#### [What to work on]
Below are records; copy every line among them that contains the word "your".

=-=-=

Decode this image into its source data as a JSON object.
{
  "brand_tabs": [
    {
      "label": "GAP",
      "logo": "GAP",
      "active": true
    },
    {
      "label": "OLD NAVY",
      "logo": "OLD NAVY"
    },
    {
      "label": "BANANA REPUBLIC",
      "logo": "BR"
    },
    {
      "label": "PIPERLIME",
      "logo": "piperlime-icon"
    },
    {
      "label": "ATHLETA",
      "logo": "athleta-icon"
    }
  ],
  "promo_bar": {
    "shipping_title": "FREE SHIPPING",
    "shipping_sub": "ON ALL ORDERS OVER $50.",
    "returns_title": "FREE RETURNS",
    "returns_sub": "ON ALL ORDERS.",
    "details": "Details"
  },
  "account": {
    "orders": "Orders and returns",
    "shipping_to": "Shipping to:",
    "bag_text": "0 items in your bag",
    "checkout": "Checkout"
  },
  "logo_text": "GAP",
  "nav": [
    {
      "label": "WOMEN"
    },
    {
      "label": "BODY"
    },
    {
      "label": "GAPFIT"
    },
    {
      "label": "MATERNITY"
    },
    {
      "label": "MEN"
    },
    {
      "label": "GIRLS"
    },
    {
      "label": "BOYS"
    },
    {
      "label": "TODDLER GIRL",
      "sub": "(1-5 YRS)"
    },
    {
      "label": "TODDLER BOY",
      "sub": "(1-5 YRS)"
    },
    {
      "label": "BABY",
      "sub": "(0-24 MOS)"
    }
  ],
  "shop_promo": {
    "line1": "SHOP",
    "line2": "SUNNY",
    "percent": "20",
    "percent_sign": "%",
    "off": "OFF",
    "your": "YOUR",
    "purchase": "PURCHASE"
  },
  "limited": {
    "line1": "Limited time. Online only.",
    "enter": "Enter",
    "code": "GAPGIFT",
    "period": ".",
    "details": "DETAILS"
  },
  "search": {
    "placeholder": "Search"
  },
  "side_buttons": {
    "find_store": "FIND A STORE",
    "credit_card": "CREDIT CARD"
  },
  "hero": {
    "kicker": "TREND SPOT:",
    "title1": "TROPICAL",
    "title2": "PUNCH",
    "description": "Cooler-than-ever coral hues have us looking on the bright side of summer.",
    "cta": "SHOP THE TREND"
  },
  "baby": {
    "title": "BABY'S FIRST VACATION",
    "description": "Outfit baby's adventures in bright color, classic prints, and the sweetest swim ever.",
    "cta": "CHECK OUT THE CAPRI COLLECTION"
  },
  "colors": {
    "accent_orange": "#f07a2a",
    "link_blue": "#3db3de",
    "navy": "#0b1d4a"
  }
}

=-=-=

#### [Answer area]
    "bag_text": "0 items in your bag",
    "your": "YOUR",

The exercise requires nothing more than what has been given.